++++ Records for this exercise ++++

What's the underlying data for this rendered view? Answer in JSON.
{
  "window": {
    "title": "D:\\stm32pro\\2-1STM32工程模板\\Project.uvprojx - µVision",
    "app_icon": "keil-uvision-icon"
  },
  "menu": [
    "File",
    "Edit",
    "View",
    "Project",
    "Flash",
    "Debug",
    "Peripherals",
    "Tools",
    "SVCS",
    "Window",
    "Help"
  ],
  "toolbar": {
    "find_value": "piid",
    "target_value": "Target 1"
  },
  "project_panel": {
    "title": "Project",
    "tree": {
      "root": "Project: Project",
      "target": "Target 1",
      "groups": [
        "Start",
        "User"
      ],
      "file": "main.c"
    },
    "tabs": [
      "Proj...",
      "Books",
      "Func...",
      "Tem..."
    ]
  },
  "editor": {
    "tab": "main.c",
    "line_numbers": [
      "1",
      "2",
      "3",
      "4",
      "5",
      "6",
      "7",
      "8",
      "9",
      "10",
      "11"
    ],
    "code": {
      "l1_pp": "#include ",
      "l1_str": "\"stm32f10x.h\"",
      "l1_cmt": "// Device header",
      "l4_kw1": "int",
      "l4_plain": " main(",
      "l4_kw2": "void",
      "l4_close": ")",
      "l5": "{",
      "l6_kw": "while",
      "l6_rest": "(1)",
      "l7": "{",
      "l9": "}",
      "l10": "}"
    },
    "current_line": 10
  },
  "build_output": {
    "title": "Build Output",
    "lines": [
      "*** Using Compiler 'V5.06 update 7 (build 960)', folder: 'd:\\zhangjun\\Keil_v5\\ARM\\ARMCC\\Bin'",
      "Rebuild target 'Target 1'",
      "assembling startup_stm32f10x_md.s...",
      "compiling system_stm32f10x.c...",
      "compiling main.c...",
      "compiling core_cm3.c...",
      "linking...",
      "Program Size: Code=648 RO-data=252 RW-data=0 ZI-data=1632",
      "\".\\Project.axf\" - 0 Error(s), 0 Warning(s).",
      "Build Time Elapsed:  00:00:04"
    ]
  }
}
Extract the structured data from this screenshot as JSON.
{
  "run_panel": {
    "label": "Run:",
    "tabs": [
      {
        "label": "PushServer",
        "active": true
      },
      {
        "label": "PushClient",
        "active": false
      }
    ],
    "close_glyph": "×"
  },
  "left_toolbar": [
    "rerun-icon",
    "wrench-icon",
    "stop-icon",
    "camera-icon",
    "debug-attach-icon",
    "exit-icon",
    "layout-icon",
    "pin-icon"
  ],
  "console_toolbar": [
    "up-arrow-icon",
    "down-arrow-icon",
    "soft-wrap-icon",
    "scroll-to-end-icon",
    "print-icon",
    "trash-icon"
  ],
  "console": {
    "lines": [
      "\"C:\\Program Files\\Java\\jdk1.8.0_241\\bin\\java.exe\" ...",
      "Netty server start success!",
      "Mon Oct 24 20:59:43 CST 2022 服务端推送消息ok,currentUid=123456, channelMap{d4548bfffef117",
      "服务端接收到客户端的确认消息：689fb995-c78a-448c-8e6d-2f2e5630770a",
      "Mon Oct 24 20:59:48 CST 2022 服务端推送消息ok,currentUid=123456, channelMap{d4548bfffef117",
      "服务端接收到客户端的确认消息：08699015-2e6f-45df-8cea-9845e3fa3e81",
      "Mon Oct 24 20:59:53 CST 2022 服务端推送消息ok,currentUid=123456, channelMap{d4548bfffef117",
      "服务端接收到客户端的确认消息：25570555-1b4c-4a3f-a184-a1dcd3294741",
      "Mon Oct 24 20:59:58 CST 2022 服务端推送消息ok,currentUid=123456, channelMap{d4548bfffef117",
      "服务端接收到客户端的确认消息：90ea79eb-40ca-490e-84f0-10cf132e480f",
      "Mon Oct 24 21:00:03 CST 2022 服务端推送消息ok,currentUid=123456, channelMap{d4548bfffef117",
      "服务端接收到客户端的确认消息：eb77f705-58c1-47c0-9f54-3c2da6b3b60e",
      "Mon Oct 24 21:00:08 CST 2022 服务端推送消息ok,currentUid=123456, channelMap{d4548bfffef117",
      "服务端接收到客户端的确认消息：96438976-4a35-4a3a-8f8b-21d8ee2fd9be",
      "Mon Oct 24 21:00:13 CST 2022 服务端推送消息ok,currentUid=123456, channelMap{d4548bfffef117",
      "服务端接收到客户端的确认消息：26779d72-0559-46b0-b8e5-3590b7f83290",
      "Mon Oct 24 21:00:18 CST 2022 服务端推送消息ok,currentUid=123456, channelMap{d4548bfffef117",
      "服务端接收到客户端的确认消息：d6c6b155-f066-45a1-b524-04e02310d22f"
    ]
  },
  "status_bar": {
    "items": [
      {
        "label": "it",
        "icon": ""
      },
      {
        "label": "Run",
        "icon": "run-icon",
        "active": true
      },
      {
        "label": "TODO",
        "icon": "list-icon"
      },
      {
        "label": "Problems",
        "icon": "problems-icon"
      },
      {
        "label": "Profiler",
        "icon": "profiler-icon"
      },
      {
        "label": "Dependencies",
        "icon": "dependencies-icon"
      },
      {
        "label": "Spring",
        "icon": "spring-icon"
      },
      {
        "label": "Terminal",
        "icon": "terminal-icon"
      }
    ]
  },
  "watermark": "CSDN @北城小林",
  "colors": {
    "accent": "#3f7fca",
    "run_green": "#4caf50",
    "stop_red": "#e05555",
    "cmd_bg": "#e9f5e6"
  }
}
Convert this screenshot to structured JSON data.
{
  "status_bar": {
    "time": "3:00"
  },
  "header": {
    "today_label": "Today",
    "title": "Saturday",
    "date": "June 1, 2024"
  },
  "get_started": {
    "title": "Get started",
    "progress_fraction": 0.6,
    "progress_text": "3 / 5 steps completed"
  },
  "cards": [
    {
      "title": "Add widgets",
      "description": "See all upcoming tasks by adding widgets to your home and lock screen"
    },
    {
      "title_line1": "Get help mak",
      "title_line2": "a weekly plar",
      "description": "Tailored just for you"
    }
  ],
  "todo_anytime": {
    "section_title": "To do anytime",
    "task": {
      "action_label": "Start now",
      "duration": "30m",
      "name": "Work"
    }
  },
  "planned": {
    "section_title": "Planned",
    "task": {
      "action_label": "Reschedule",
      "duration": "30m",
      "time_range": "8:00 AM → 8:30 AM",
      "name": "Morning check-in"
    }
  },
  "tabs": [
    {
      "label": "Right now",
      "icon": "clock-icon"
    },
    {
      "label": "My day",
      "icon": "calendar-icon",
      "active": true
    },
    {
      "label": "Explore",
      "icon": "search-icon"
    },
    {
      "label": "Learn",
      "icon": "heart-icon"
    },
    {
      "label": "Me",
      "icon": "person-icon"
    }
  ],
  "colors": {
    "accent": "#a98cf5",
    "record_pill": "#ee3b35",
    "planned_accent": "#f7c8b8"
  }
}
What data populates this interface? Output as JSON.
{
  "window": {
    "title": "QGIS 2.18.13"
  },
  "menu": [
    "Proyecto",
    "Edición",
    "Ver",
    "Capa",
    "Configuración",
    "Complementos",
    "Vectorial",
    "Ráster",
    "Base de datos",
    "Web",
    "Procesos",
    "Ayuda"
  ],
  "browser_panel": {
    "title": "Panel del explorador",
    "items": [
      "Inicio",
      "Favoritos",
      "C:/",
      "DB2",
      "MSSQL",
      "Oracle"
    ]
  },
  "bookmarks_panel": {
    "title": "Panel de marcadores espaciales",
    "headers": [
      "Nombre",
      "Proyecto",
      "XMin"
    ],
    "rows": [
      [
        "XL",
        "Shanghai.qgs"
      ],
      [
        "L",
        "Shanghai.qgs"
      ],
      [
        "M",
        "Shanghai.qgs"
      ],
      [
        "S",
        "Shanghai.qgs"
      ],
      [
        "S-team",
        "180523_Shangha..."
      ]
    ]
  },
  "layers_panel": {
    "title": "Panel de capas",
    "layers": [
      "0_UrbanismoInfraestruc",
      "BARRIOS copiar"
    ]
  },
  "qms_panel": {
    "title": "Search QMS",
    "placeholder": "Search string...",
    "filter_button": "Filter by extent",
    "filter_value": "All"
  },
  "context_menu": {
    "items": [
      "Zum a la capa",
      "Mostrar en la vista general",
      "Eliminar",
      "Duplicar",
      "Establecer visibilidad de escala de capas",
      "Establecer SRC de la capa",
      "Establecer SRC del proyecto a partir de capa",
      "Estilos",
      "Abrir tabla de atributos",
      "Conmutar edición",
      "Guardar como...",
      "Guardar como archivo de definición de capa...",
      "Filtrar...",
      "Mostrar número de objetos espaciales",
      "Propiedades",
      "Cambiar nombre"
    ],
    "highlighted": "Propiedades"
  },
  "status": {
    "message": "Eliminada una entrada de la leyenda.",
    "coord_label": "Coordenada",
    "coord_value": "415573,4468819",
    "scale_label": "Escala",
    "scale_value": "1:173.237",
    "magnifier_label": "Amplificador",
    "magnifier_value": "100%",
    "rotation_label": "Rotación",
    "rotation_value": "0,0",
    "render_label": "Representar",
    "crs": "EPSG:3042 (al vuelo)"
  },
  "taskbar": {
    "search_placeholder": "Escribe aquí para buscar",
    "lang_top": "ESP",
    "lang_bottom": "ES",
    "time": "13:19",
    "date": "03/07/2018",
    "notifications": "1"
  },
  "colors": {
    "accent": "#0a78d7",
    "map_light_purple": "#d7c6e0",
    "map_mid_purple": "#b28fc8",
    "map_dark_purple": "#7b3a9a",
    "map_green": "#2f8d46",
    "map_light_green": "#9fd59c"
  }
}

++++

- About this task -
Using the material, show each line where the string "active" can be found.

- Task result -
        "active": true
        "active": false
        "active": true
      "active": true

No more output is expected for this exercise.